Queen's University

What are the critical elements in safe school legislation to prevent bullying?

This project was supervised by Dr. Wendy Craig from the Department of Psychology at Queen's University.
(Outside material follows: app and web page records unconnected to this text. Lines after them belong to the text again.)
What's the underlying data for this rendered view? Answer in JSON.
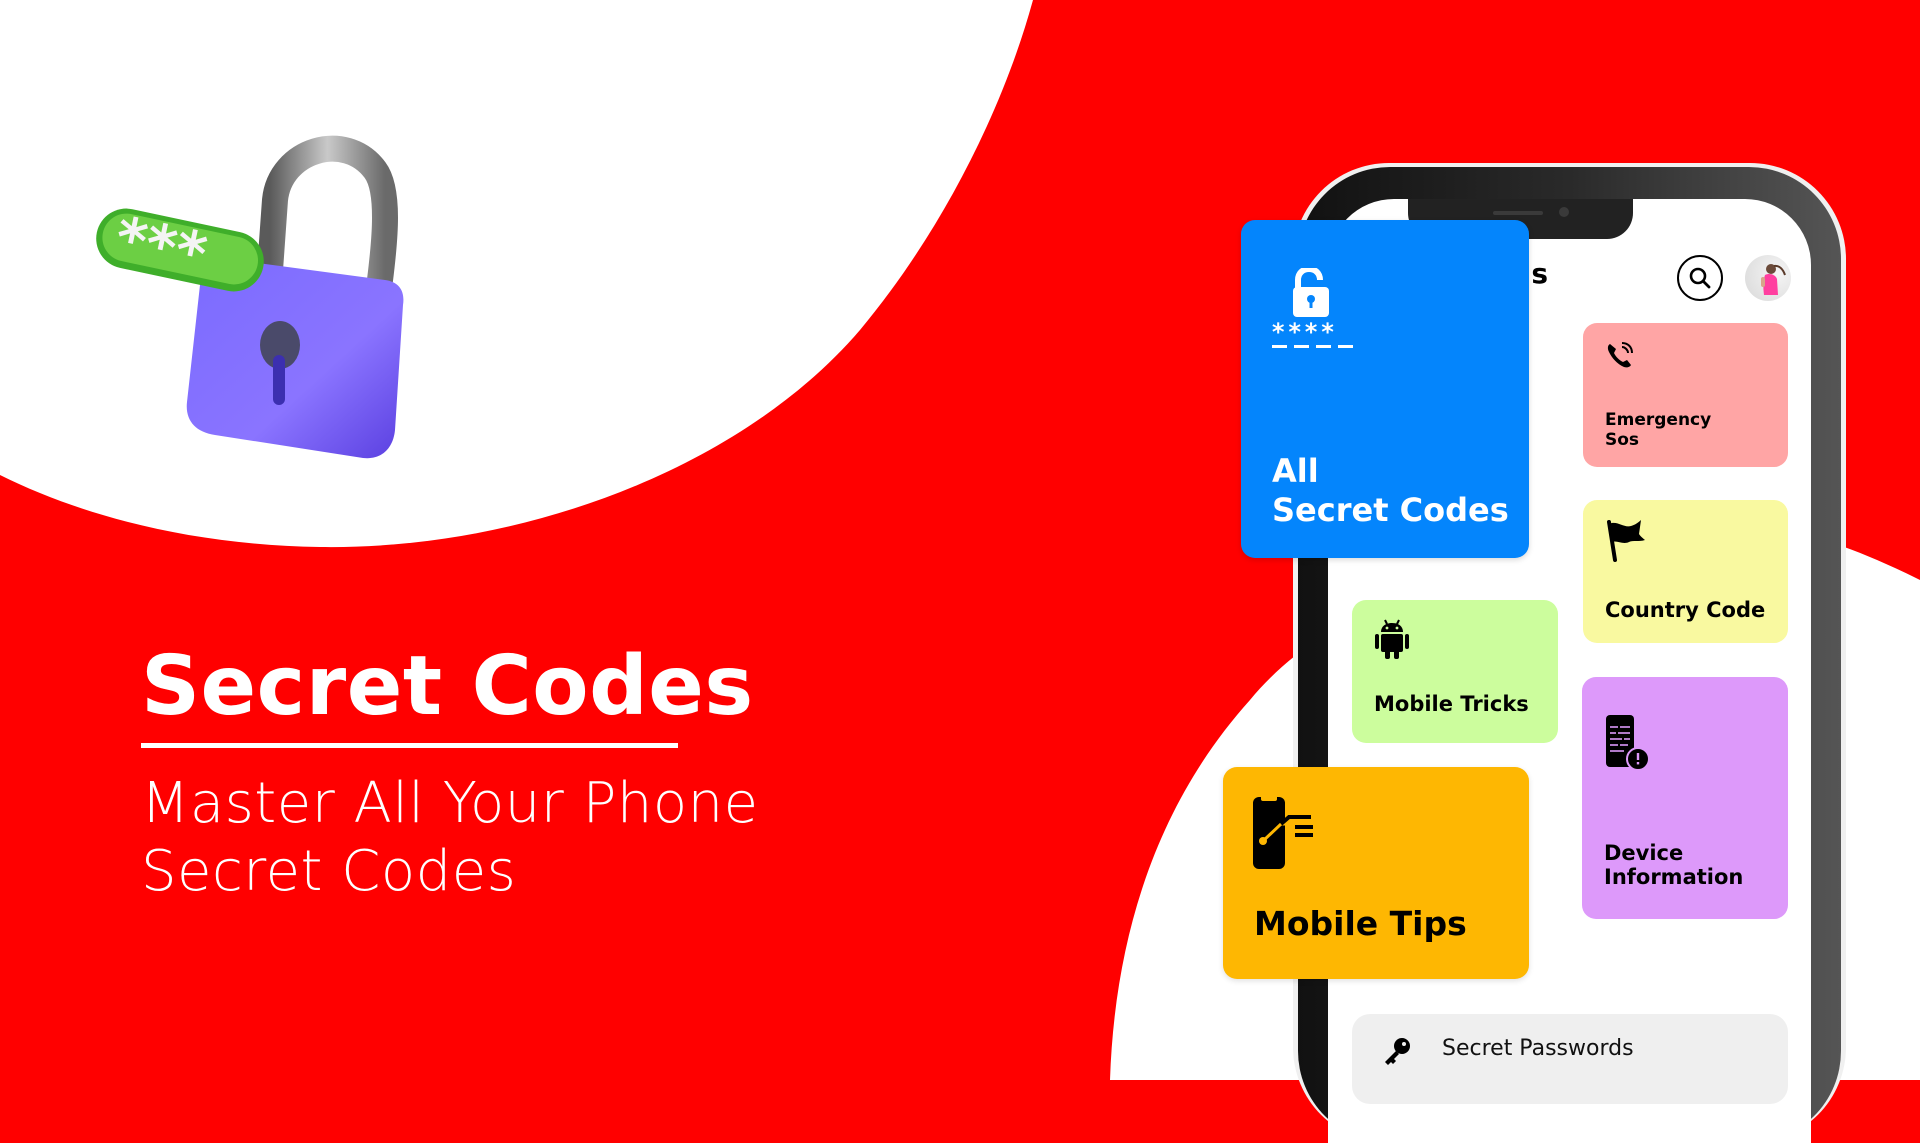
{
  "colors": {
    "background_red": "#ff0000",
    "background_white": "#ffffff",
    "all_codes_card": "#0485fc",
    "emergency_card": "#ffa5a5",
    "country_card": "#f9f9a0",
    "tricks_card": "#ccfd9d",
    "device_card": "#dd99fa",
    "tips_card": "#feb702",
    "passwords_bar": "#efefef"
  },
  "hero": {
    "title": "Secret Codes",
    "subtitle_line1": "Master All Your Phone",
    "subtitle_line2": "Secret Codes"
  },
  "illustration": {
    "icon": "padlock-with-password-icon",
    "password_mask": "***"
  },
  "app": {
    "header_title_partial": "s",
    "search_icon": "search-icon",
    "avatar": "user-avatar"
  },
  "cards": {
    "all_codes": {
      "icon": "lock-password-icon",
      "mask": "****",
      "line1": "All",
      "line2": "Secret Codes"
    },
    "emergency": {
      "icon": "phone-call-icon",
      "line1": "Emergency",
      "line2": "Sos"
    },
    "country": {
      "icon": "flag-icon",
      "label": "Country Code"
    },
    "tricks": {
      "icon": "android-icon",
      "label": "Mobile Tricks"
    },
    "device": {
      "icon": "device-info-icon",
      "line1": "Device",
      "line2": "Information"
    },
    "tips": {
      "icon": "mobile-tips-icon",
      "label": "Mobile Tips"
    }
  },
  "passwords": {
    "icon": "key-icon",
    "label": "Secret Passwords"
  }
}
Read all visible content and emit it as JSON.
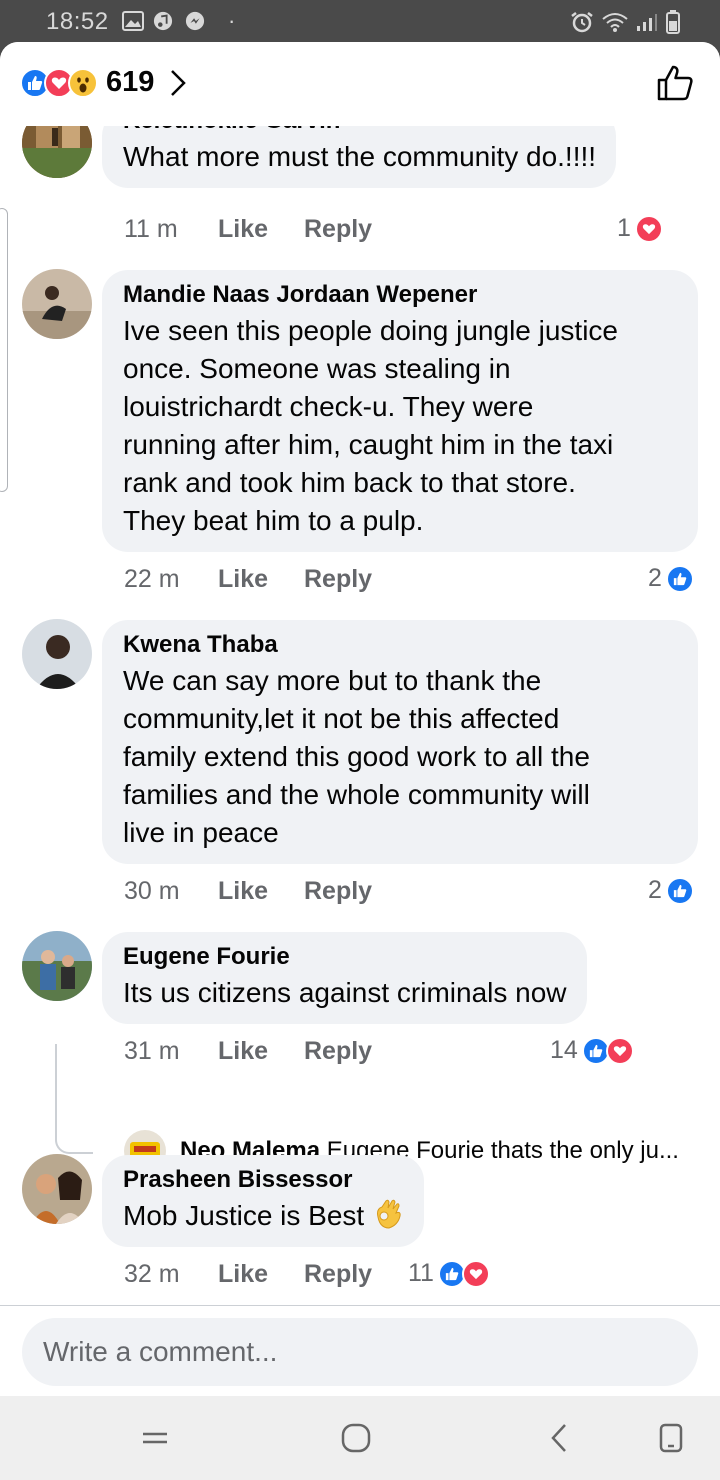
{
  "status_bar": {
    "time": "18:52"
  },
  "header": {
    "reaction_count": "619"
  },
  "comments": [
    {
      "name": "Keletlhokile Garvin",
      "text": "What more must the community do.!!!!",
      "time": "11 m",
      "like": "Like",
      "reply": "Reply",
      "reactions": "1"
    },
    {
      "name": "Mandie Naas Jordaan Wepener",
      "text": "Ive seen this people doing jungle justice\nonce. Someone was stealing in\nlouistrichardt check-u. They were\nrunning after him, caught him in the taxi\nrank and took him back to that store.\nThey beat him to a pulp.",
      "time": "22 m",
      "like": "Like",
      "reply": "Reply",
      "reactions": "2"
    },
    {
      "name": "Kwena Thaba",
      "text": "We can say more but to thank the\ncommunity,let it not be this affected\nfamily extend this good work to all the\nfamilies and the whole community will\nlive in peace",
      "time": "30 m",
      "like": "Like",
      "reply": "Reply",
      "reactions": "2"
    },
    {
      "name": "Eugene Fourie",
      "text": "Its us citizens against criminals now",
      "time": "31 m",
      "like": "Like",
      "reply": "Reply",
      "reactions": "14"
    },
    {
      "name": "Prasheen Bissessor",
      "text": "Mob Justice is Best",
      "time": "32 m",
      "like": "Like",
      "reply": "Reply",
      "reactions": "11"
    }
  ],
  "reply_preview": {
    "name": "Neo Malema",
    "text": "Eugene Fourie thats the only ju..."
  },
  "composer": {
    "placeholder": "Write a comment..."
  },
  "colors": {
    "like_blue": "#1877f2",
    "love_red": "#f33e58",
    "bubble_bg": "#f0f2f5",
    "meta_gray": "#65676b"
  },
  "icons": [
    "gallery-icon",
    "music-icon",
    "messenger-icon",
    "alarm-icon",
    "wifi-icon",
    "signal-icon",
    "battery-icon",
    "like-reaction-icon",
    "love-reaction-icon",
    "wow-reaction-icon",
    "chevron-right-icon",
    "thumbs-up-icon",
    "ok-hand-emoji",
    "menu-nav-icon",
    "home-nav-icon",
    "back-nav-icon",
    "recents-nav-icon"
  ]
}
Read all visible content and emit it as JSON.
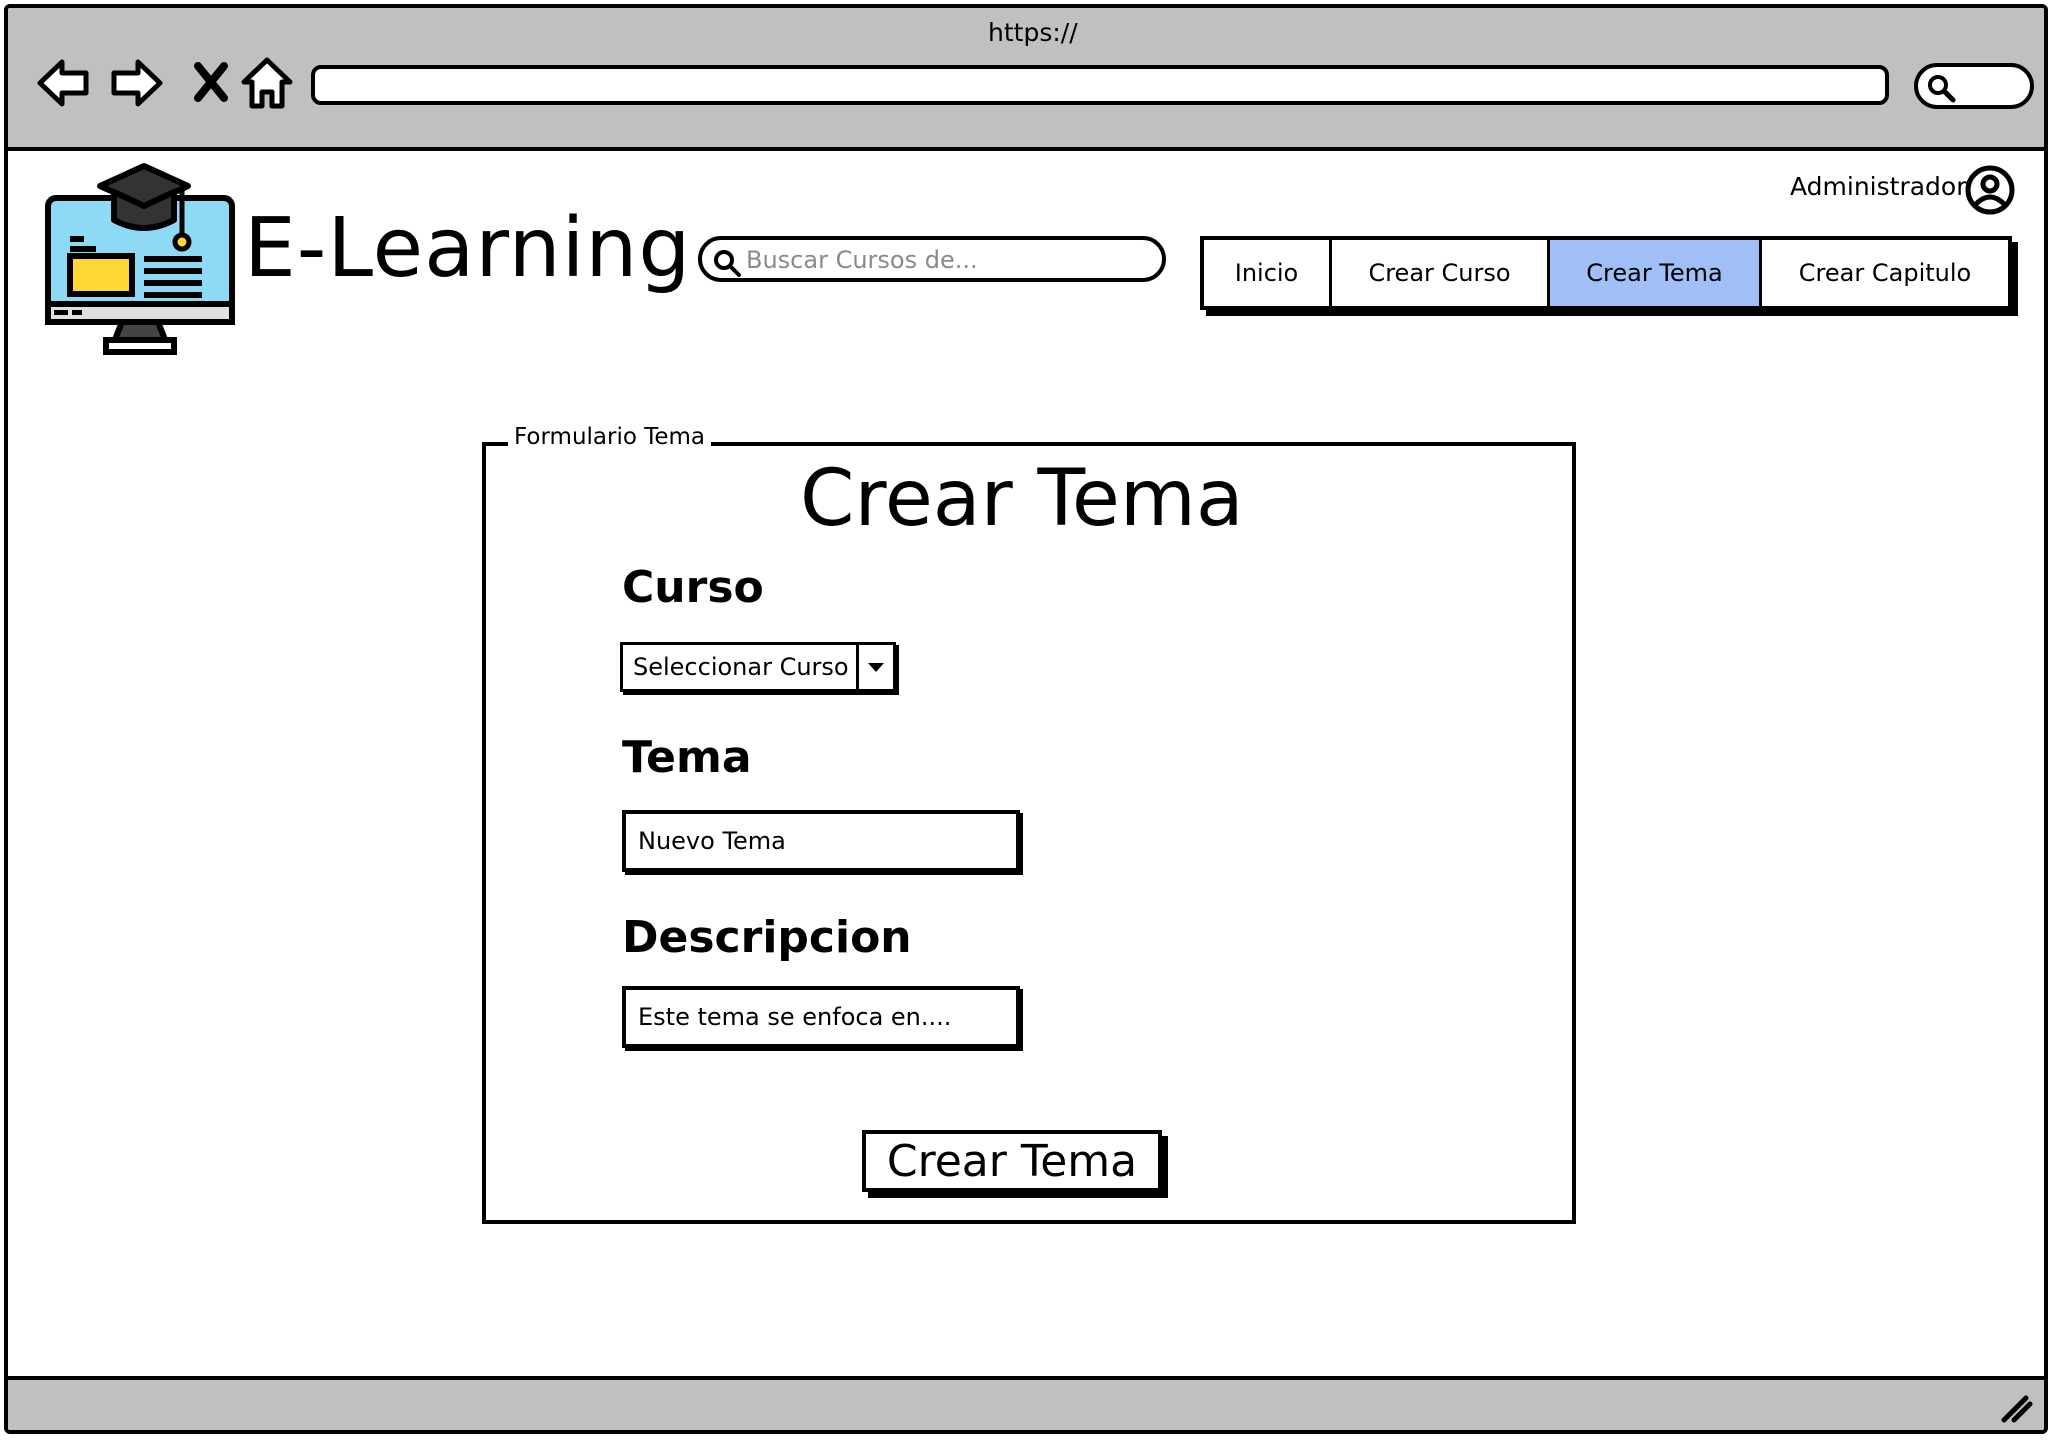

Research shows that effective school policies mean less bullying and a better school climate, but there is a limited understanding of the connection between evidence-based policy and the prevalence of bullying and victimization. The goal of this research is to determine if regional differences in policy and legislation are associated with the prevalence of bullying in Canada and the United States. Does policy predict differences at the regional level, as well as between countries? What are the critical elements within these policies and legislations that predict bullying and victimization? This study used archival data from the Canadian sample of the 2013/2014 Health Behavior in School-Aged Children (HBSC) survey. A total of 30,153 students from across Canada participated. Each legislation was coded based on a checklist reflecting best practices in the literature. High scores reflected a large quantity of evidence based policy items. Mplus 7.3 was used for multilevel modeling, with MLR estimator to account for the non-normality of the bullying variables. This study found there were national and regional differences in the evidence-base of bullying policies. There was a negative association between the comprehensiveness of a region’s anti-bullying policy and the prevalence of bullying behaviour in that region. There is a negative relationship between the number of evidence based policy items in Canadian legislation and the prevalence of bullying and victimization. Further research is needed to explore the relationship between evidence based policies and the prevalence of bullying and victimization over time.

Read the full project here.